Following the announcement at the BMS IAC press conference in 2008, progress has been made in enhancing the infrastructure for clinical research and clinical trials. Two Investigational Medicine Units (IMUs) have been established at the NUHS and the SingHealth Campuses to develop investigational medicine capabilities and support for early phase clinical trials, and the Singapore Clinical Research Institute (SCRI) was set up to develop the infrastructure, core support and scientific leadership of Singapore for clinical research with a focus on Phase 3 and 4 trials to strategically dovetail and complement the two IMUs. As of Sep 2009, the two IMUs are running 46 on-going clinical trials while SCRI is running 26 on-going trials.
In terms of economic outcomes, the manufacturing output for BMS was S$19 billion in 2008, up from S$6.3 billion in 2000. Employment has also more than doubled to about 12,500 jobs in 2008 from under 6,000 jobs in 2000. Today, over 100 global biomedical sciences companies have leveraged Singapore’s world-class manufacturing capabilities, excellent clinical and scientific infrastructure, connectivity to Asian markets and pro-business environment to carry out strategic business operations ranging from regional headquarters, to cutting-edge research and manufacturing.
These include companies such as Abbott, Roche, GlaxoSmithKline, Merck, Novartis, Pfizer, Schering-Plough, Wyeth, Siemens and Becton-Dickson. In addition, Singapore also secured six major biologics investments over the last few years totaling about S$2.5 billion from Roche, Lonza, GlaxoSmithKline, Novartis and Baxter, which could potentially create about 1,300 new jobs. Building upon this success, A*STAR’s Singapore Stem Cell Consortium, BTI and EDB engaged Lonza in further discussions which culminated in the recent establishment of a Cell Therapy Manufacturing Facility in Singapore, the first one set up by Lonza outside the US and Europe. More information on the updates of the BMS effort is at Annex D.

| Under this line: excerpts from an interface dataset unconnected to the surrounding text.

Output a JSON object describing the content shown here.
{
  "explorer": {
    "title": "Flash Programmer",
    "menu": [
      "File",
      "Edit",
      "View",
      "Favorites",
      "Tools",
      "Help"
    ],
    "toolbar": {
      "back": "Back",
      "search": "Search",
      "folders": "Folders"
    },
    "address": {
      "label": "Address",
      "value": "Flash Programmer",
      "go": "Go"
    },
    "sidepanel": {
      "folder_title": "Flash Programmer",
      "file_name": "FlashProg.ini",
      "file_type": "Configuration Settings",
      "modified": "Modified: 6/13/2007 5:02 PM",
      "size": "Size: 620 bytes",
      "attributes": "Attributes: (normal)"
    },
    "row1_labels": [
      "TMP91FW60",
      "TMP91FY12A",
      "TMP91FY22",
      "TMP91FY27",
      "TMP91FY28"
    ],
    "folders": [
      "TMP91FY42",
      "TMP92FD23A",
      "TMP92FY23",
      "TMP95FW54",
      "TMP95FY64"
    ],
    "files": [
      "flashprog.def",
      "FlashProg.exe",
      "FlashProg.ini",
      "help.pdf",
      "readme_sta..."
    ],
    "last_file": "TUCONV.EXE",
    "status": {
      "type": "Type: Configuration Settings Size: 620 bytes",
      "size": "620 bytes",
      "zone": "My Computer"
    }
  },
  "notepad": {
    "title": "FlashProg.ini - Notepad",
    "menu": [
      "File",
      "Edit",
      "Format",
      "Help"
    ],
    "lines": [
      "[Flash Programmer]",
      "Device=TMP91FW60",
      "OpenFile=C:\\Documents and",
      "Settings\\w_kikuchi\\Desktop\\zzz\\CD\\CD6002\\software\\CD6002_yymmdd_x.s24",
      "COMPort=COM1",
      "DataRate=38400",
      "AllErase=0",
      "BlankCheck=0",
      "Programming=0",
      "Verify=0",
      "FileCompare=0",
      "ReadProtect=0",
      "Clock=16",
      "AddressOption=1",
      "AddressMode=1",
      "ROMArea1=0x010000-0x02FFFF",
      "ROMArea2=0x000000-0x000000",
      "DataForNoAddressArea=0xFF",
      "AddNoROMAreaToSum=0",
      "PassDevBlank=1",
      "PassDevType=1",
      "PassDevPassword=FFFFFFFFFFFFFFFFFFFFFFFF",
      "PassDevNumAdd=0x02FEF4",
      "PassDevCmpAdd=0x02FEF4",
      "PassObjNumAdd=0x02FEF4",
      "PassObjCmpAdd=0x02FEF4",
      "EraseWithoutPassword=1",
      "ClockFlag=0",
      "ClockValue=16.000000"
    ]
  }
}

Said Sir Richard Sykes, “I have been with the BMS IAC since its inception and I believe that Singapore’s commitment to research in the biomedical sciences is unique on the global stage. Firstly, because Singapore is able to take a long-term view – which is essential in order to build up a successful research enterprise – and secondly, because of Singapore’s highly pragmatic and sensible focus on investing in research areas and capabilities that will create economic value for the country as well as improve healthcare outcomes for patients.
Each year, the IAC has seen Singapore make great strides towards achieving these twin goals and there is clear and compelling evidence that the BMS industries are responding to these initiatives in a very positive way. In addition, the progress made in biomedical and clinical research, coupled with Singapore’s existing strengths in engineering, has now created an exciting opportunity for Singapore to increase its contributions in the area of medical technology, and this will consolidate Singapore’s position as an outstanding biomedical sciences and healthcare hub.”